Criteria for the diagnosis and severity stratification of acute pancreatitis

Makoto Otsuki, Kazunori Takeda, Seiki Matsuno, Yasuyuki Kihara, Masaru Koizumi, Masahiko Hirota, Tetsuhide Ito, Kesho Kataoka, Motoji Kitagawa, Kazuo Inui, Yoshifumi Takeyama

Research output: Contribution to journalReview articlepeer-review

46 Citations (Scopus)


Recent diagnostic and therapeutic progress for severe acute pancreatitis (SAP) remarkably decreased the case-mortality rate. To further decrease the mortality rate of SAP, it is important to precisely evaluate the severity at an early stage, and initiate appropriate treatment as early as possible. Research Committee of Intractable Diseases of the Pancreas in Japan developed simpler criteria combining routinely available data with clinical signs. Severity can be evaluated by laboratory examinations or by clinical signs, reducing the defect values of the severity factors. Moreover, the severity criteria considered laboratory/clinical severity scores and contrast-enhanced computed tomography (CE-CT) findings as independent risk factors. Thus, CE-CT scans are not necessarily required to evaluate the severity of acute pancreatitis. There was no fatal case in mild AP diagnosed by the CE-CT severity score, whereas casemortality rate in those with SAP was 14.8%. Case-mortality of SAP that fulfilled the laboratory/clinical and the CE-CT severity criteria was 30.8%. It is recommended, therefore, to perform CE-CT examination to clarify the prognosis in those patients who were diagnosed as SAP by laboratory/clinical severity criteria. Because the mortality rate of these patients with SAP is high, such patients should be transferred to advanced medical units.

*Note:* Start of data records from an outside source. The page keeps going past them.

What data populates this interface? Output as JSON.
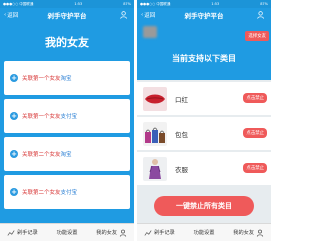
{
  "left": {
    "status": {
      "carrier": "●●●○○ 中国联通",
      "time": "1:53",
      "battery": "87%"
    },
    "nav": {
      "back": "返回",
      "title": "剁手守护平台"
    },
    "heading": "我的女友",
    "cards": [
      {
        "prefix": "关联第一个女友",
        "platform": "淘宝"
      },
      {
        "prefix": "关联第一个女友",
        "platform": "支付宝"
      },
      {
        "prefix": "关联第二个女友",
        "platform": "淘宝"
      },
      {
        "prefix": "关联第二个女友",
        "platform": "支付宝"
      }
    ],
    "tabs": [
      "剁手记录",
      "功能设置",
      "我的女友"
    ]
  },
  "right": {
    "status": {
      "carrier": "●●●○○ 中国联通",
      "time": "1:53",
      "battery": "87%"
    },
    "nav": {
      "back": "返回",
      "title": "剁手守护平台"
    },
    "switch_badge": "选择女友",
    "current_title": "当前支持以下类目",
    "items": [
      {
        "name": "口红",
        "action": "点击禁止"
      },
      {
        "name": "包包",
        "action": "点击禁止"
      },
      {
        "name": "衣服",
        "action": "点击禁止"
      }
    ],
    "ban_all": "一键禁止所有类目",
    "tabs": [
      "剁手记录",
      "功能设置",
      "我的女友"
    ]
  },
  "colors": {
    "primary_blue": "#1f9be2",
    "accent_red": "#ef5a5a",
    "text_red": "#d83a3a"
  }
}
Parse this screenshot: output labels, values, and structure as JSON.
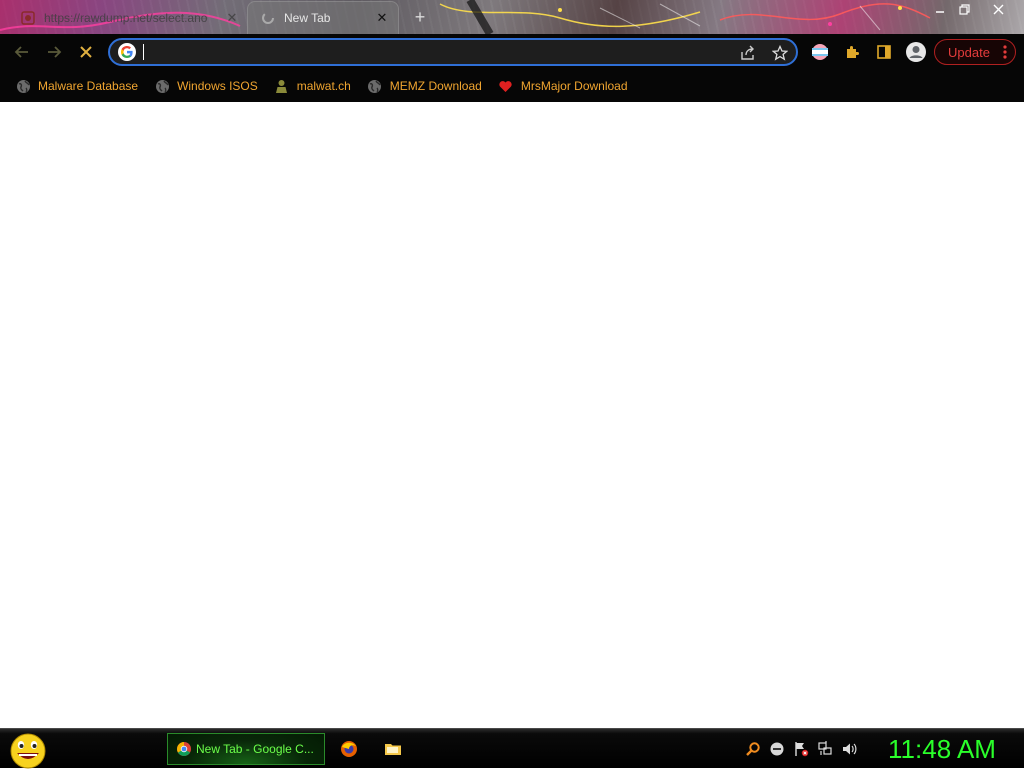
{
  "tabs": [
    {
      "title": "https://rawdump.net/select.ano",
      "active": false
    },
    {
      "title": "New Tab",
      "active": true
    }
  ],
  "toolbar": {
    "omnibox_value": "",
    "update_label": "Update"
  },
  "bookmarks": [
    {
      "label": "Malware Database",
      "icon": "globe-icon"
    },
    {
      "label": "Windows ISOS",
      "icon": "globe-icon"
    },
    {
      "label": "malwat.ch",
      "icon": "person-icon"
    },
    {
      "label": "MEMZ Download",
      "icon": "globe-icon"
    },
    {
      "label": "MrsMajor Download",
      "icon": "heart-icon"
    }
  ],
  "taskbar": {
    "active_task_label": "New Tab - Google C...",
    "clock": "11:48 AM"
  },
  "colors": {
    "bookmark_text": "#f0a530",
    "omnibox_border": "#2f6fd6",
    "update_red": "#e43c3c",
    "clock_green": "#2aff2a",
    "taskbar_green": "#6cff4a"
  }
}
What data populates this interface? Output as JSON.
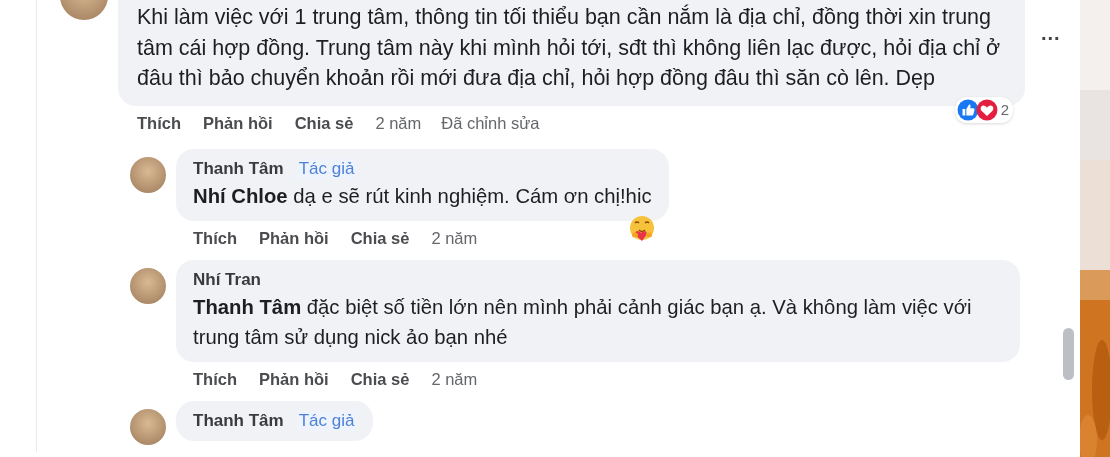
{
  "comment": {
    "text": "Khi làm việc với 1 trung tâm, thông tin tối thiểu bạn cần nắm là địa chỉ, đồng thời xin trung tâm cái hợp đồng. Trung tâm này khi mình hỏi tới, sđt thì không liên lạc được, hỏi địa chỉ ở đâu thì bảo chuyển khoản rồi mới đưa địa chỉ, hỏi hợp đồng đâu thì săn cò lên. Dẹp",
    "more": "...",
    "reactions": {
      "like": true,
      "love": true,
      "count": "2"
    },
    "actions": [
      "Thích",
      "Phản hồi",
      "Chia sẻ"
    ],
    "time": "2 năm",
    "edited": "Đã chỉnh sửa",
    "replies": [
      {
        "author": "Thanh Tâm",
        "badge": "Tác giả",
        "text": "**Nhí Chloe** dạ e sẽ rút kinh nghiệm. Cám ơn chị!hic",
        "emoji_reaction": true,
        "actions": [
          "Thích",
          "Phản hồi",
          "Chia sẻ"
        ],
        "time": "2 năm"
      },
      {
        "author": "Nhí Tran",
        "text": "**Thanh Tâm** đặc biệt số tiền lớn nên mình phải cảnh giác bạn ạ. Và không làm việc với trung tâm sử dụng nick ảo bạn nhé",
        "emoji_reaction": false,
        "actions": [
          "Thích",
          "Phản hồi",
          "Chia sẻ"
        ],
        "time": "2 năm"
      },
      {
        "author": "Thanh Tâm",
        "badge": "Tác giả"
      }
    ]
  }
}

Original languageEnglish
Pages (from-to)5798-5805
Number of pages8
JournalWorld Journal of Gastroenterology
Issue number35
Publication statusPublished - Sept 21 2013

All Science Journal Classification (ASJC) codes

  • Gastroenterology


Dive into the research topics of 'Criteria for the diagnosis and severity stratification of acute pancreatitis'. Together they form a unique fingerprint.

Cite this